**Source data:**

# # # # # # #

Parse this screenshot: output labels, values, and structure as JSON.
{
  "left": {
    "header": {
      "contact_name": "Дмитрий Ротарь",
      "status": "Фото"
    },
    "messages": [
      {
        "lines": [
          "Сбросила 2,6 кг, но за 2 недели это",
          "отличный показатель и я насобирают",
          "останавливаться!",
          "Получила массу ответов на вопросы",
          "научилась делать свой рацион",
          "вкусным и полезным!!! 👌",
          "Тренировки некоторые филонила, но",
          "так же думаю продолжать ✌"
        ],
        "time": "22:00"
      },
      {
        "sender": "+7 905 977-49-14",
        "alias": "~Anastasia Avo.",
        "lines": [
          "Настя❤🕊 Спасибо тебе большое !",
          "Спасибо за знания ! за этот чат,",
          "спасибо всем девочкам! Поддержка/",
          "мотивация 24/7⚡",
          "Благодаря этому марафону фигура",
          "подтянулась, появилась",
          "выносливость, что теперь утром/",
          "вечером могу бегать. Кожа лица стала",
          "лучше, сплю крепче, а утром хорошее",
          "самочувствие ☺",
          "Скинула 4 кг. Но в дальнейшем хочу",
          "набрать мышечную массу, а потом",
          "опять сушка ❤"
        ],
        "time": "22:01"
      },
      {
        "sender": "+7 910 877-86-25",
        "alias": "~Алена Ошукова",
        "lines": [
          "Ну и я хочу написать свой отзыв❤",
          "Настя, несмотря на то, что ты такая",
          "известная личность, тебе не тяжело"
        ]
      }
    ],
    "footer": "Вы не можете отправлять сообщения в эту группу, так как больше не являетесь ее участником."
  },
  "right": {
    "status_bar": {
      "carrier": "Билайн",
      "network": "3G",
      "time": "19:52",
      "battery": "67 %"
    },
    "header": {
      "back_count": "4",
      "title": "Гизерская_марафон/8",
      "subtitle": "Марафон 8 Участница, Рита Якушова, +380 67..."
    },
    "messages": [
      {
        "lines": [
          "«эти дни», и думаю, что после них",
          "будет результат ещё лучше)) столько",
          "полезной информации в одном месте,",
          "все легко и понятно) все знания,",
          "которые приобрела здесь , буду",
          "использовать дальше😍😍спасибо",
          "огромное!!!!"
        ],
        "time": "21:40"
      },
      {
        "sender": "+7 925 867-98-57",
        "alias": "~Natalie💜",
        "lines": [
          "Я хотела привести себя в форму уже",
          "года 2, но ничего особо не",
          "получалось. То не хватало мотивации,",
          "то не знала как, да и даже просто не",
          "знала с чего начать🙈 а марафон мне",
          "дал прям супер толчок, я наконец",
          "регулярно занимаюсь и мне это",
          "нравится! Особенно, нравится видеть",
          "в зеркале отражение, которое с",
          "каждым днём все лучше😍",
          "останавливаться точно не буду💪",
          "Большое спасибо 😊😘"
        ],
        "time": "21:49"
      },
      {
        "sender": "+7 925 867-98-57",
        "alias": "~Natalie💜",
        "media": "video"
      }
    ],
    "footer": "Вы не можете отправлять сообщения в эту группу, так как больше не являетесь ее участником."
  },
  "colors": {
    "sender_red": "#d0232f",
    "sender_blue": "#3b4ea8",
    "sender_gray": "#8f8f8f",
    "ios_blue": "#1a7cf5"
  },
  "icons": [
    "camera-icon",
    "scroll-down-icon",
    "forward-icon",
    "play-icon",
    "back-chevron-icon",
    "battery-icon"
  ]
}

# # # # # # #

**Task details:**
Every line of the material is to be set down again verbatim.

**Problem solution:**
Parse this screenshot: output labels, values, and structure as JSON.
{
  "left": {
    "header": {
      "contact_name": "Дмитрий Ротарь",
      "status": "Фото"
    },
    "messages": [
      {
        "lines": [
          "Сбросила 2,6 кг, но за 2 недели это",
          "отличный показатель и я насобирают",
          "останавливаться!",
          "Получила массу ответов на вопросы",
          "научилась делать свой рацион",
          "вкусным и полезным!!! 👌",
          "Тренировки некоторые филонила, но",
          "так же думаю продолжать ✌"
        ],
        "time": "22:00"
      },
      {
        "sender": "+7 905 977-49-14",
        "alias": "~Anastasia Avo.",
        "lines": [
          "Настя❤🕊 Спасибо тебе большое !",
          "Спасибо за знания ! за этот чат,",
          "спасибо всем девочкам! Поддержка/",
          "мотивация 24/7⚡",
          "Благодаря этому марафону фигура",
          "подтянулась, появилась",
          "выносливость, что теперь утром/",
          "вечером могу бегать. Кожа лица стала",
          "лучше, сплю крепче, а утром хорошее",
          "самочувствие ☺",
          "Скинула 4 кг. Но в дальнейшем хочу",
          "набрать мышечную массу, а потом",
          "опять сушка ❤"
        ],
        "time": "22:01"
      },
      {
        "sender": "+7 910 877-86-25",
        "alias": "~Алена Ошукова",
        "lines": [
          "Ну и я хочу написать свой отзыв❤",
          "Настя, несмотря на то, что ты такая",
          "известная личность, тебе не тяжело"
        ]
      }
    ],
    "footer": "Вы не можете отправлять сообщения в эту группу, так как больше не являетесь ее участником."
  },
  "right": {
    "status_bar": {
      "carrier": "Билайн",
      "network": "3G",
      "time": "19:52",
      "battery": "67 %"
    },
    "header": {
      "back_count": "4",
      "title": "Гизерская_марафон/8",
      "subtitle": "Марафон 8 Участница, Рита Якушова, +380 67..."
    },
    "messages": [
      {
        "lines": [
          "«эти дни», и думаю, что после них",
          "будет результат ещё лучше)) столько",
          "полезной информации в одном месте,",
          "все легко и понятно) все знания,",
          "которые приобрела здесь , буду",
          "использовать дальше😍😍спасибо",
          "огромное!!!!"
        ],
        "time": "21:40"
      },
      {
        "sender": "+7 925 867-98-57",
        "alias": "~Natalie💜",
        "lines": [
          "Я хотела привести себя в форму уже",
          "года 2, но ничего особо не",
          "получалось. То не хватало мотивации,",
          "то не знала как, да и даже просто не",
          "знала с чего начать🙈 а марафон мне",
          "дал прям супер толчок, я наконец",
          "регулярно занимаюсь и мне это",
          "нравится! Особенно, нравится видеть",
          "в зеркале отражение, которое с",
          "каждым днём все лучше😍",
          "останавливаться точно не буду💪",
          "Большое спасибо 😊😘"
        ],
        "time": "21:49"
      },
      {
        "sender": "+7 925 867-98-57",
        "alias": "~Natalie💜",
        "media": "video"
      }
    ],
    "footer": "Вы не можете отправлять сообщения в эту группу, так как больше не являетесь ее участником."
  },
  "colors": {
    "sender_red": "#d0232f",
    "sender_blue": "#3b4ea8",
    "sender_gray": "#8f8f8f",
    "ios_blue": "#1a7cf5"
  },
  "icons": [
    "camera-icon",
    "scroll-down-icon",
    "forward-icon",
    "play-icon",
    "back-chevron-icon",
    "battery-icon"
  ]
}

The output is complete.